She was full of empathy. “I think you should tell them,” she said. “Tell them the truth about how you feel.”

Oh, my sweet naïve sister. Did she not know that they wouldn’t listen? I told her that I’d tried being truthful many times. How it always ended badly. How after the first time I tried at the end of 2018, I’d been accused of being the reason why our parents’ marriage was troubled. How I had to backtrack and pretend to be repentant so that our father wouldn’t leave and our mother wouldn’t leave and everybody’s lives wouldn’t be so much worse because of me.

She didn’t have anything to say. I’d like to think she was realizing how very different my life was from hers.

We left it there. There wasn’t anything else to say. There wasn’t any real solution to any of it. The only thing that was sure was suffering. Pretending or not, there would be suffering. And it would only get worse.

Written by Dimeji

Print Friendly, PDF & Email
Previous #StopRape: Can We Talk About The Nigerian Rapists Who Threaten Lesbians with Corrective Rape?
Next KITO ALERT LIX

About author

You might also like

Series (Non-Fiction) 21 Comments

AS I LIVE: 6 (Bed of Lies)

Yemi: Hey, how are you doing? Me: I’m doing well, and you? Yemi: I need to tell you something. I would have called you but I know you won’t pick

Print Friendly, PDF & Email
Series (Non-Fiction) 16 Comments

THE DIARY OF A NIGERIAN FUCKBOY (Entry 14)

Dear Diary, I have a major concern. It is about the duration of how sex should be. These days, I have been really concerned with the expected length my partner

Print Friendly, PDF & Email
Series (Non-Fiction) 10 Comments

THE HOOK-UP STORY IX

Like most other things, the hookup scene over here in London is vastly different from that in Nigeria. And with each passing encounter, I get to realize that.

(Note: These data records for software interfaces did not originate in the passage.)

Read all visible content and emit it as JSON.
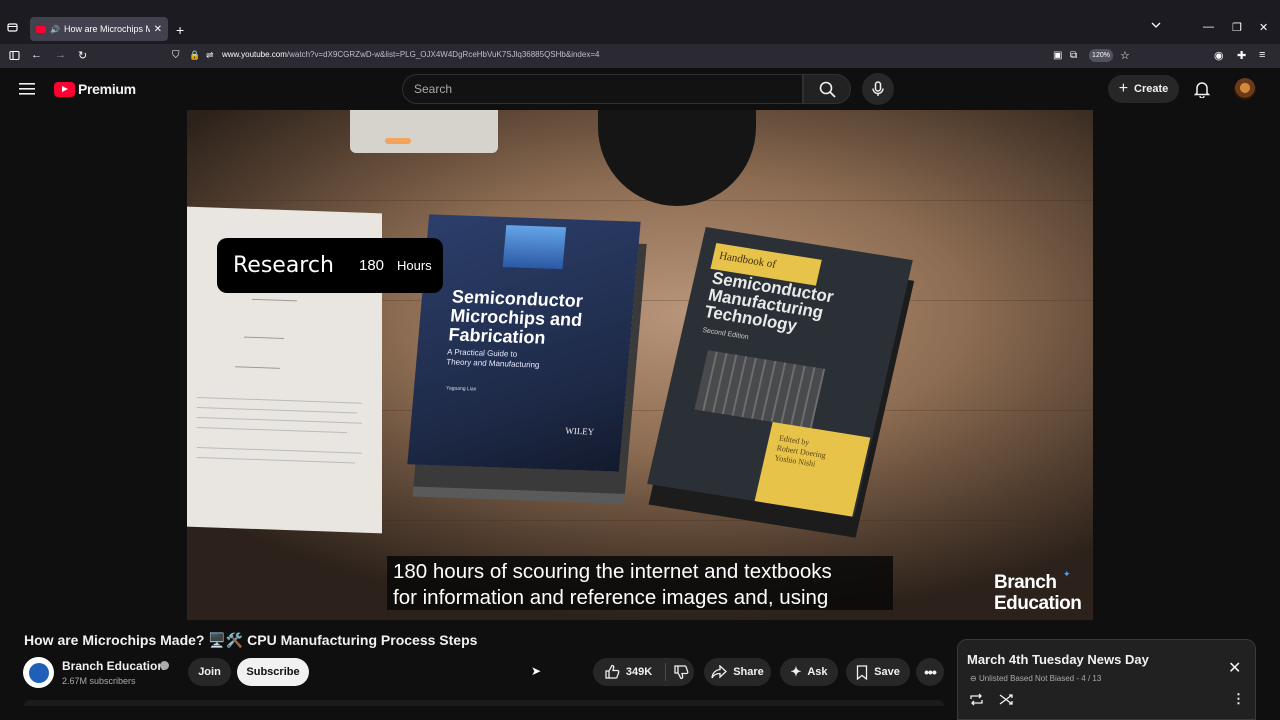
{
  "browser": {
    "tab_title": "How are Microchips Made?",
    "url_prefix": "www.youtube.com",
    "url_rest": "/watch?v=dX9CGRZwD-w&list=PLG_OJX4W4DgRceHbVuK7SJlq36885QSHb&index=4",
    "zoom": "120%"
  },
  "header": {
    "logo_text": "Premium",
    "search_placeholder": "Search",
    "create_label": "Create"
  },
  "video": {
    "overlay_label": "Research",
    "overlay_value": "180",
    "overlay_unit": "Hours",
    "caption_line1": "180 hours of scouring the internet and textbooks",
    "caption_line2": "for information and reference images and, using",
    "watermark_line1": "Branch",
    "watermark_line2": "Education",
    "book_a_title": "Semiconductor Microchips and Fabrication",
    "book_a_subtitle_1": "A Practical Guide to",
    "book_a_subtitle_2": "Theory and Manufacturing",
    "book_a_author": "Yaguang Lian",
    "book_a_publisher": "WILEY",
    "book_b_band": "Handbook of",
    "book_b_title": "Semiconductor Manufacturing Technology",
    "book_b_edition": "Second Edition",
    "book_b_editors_1": "Edited by",
    "book_b_editors_2": "Robert Doering",
    "book_b_editors_3": "Yoshio Nishi"
  },
  "meta": {
    "title": "How are Microchips Made? 🖥️🛠️ CPU Manufacturing Process Steps",
    "channel_name": "Branch Education",
    "subscribers": "2.67M subscribers",
    "join_label": "Join",
    "subscribe_label": "Subscribe",
    "like_count": "349K",
    "share_label": "Share",
    "ask_label": "Ask",
    "save_label": "Save"
  },
  "playlist": {
    "title": "March 4th Tuesday News Day",
    "visibility": "Unlisted",
    "owner": "Based Not Biased",
    "position": "4 / 13"
  },
  "colors": {
    "brand_red": "#ff0033",
    "background": "#0f0f0f",
    "pill": "#272727"
  }
}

Unhampered by

Print Friendly, PDF & Email

3 Comments

  1. Dunder
    June 07, 20:00 Reply

    Another well written piece that unfortunately, communicates the agony of your experiences. I really wish you can seek out professional help and use what you have to get what you want/ need.

    Dimeji, please finish school. Let your parents pay for your emancipation- it is the least they should do.

    Would you not have less problems as a youth corper in another state? Won’t you be free from all these problems as the chief tenant of your own one bedroom apartment which you fund from your own pocket? Would your mother find your diary without giving her keys? Would there be unwanted prayers and unwelcome visitation of the sanitary department of heaven if you were a thousand miles away, living in a free society?

    Even people who rise to stardom have to do some less desirable jobs like waiting tables or driving cabs to finance their freedom as they have no support system. You have a source of school fees, feeding and borad. Use what you have! Some have to finish school and work in a cubicle so they can finance their business idea or afford the degree they want. You e already started the journey. Hold your nose for another two years or do and you can saunter safely to safety. You deserve to have one less problem.

    Changing your family is impossible but changing your own present situation is far easier. You have tried but truthfully, the opportunities you are getting without a degree are not big enough to walk away from this hot mess and never look back. Obtaining a degree is still far easier than inventing Microsoft or Facebook.

    You deserve to be happy but happiness has to be made. Please make a desirable situation with the not-so-desirable spot you are in. Still rooting for you.

Leave a Reply